> _DESCRIPTION OF THE TASK_
The lines below that include the word "binary" are to be reported.

> _Dataset rows describing interfaces_
-------------------------
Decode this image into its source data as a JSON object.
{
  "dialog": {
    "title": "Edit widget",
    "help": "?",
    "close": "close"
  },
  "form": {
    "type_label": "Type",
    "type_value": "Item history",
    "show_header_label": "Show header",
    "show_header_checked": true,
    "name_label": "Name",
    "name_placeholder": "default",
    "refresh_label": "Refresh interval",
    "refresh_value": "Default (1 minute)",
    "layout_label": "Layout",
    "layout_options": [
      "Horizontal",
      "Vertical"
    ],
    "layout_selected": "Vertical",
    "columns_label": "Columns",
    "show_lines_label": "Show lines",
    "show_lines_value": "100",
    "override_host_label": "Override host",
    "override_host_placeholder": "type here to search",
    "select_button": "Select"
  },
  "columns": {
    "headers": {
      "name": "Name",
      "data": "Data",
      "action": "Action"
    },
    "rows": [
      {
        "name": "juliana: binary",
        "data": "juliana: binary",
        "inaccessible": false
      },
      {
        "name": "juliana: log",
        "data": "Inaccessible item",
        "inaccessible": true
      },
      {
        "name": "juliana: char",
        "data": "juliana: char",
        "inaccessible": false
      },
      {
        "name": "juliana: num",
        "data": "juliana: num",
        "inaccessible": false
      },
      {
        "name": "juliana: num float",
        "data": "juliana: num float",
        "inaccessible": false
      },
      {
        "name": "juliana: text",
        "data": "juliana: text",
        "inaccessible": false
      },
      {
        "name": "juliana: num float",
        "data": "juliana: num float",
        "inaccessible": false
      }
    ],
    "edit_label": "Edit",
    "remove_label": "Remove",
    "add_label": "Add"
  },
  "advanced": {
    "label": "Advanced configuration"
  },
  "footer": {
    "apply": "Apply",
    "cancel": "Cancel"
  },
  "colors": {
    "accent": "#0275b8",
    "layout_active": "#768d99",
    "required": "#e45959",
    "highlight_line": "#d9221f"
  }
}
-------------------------
> _ANSWER SECTION_
        "name": "juliana: binary",
        "data": "juliana: binary",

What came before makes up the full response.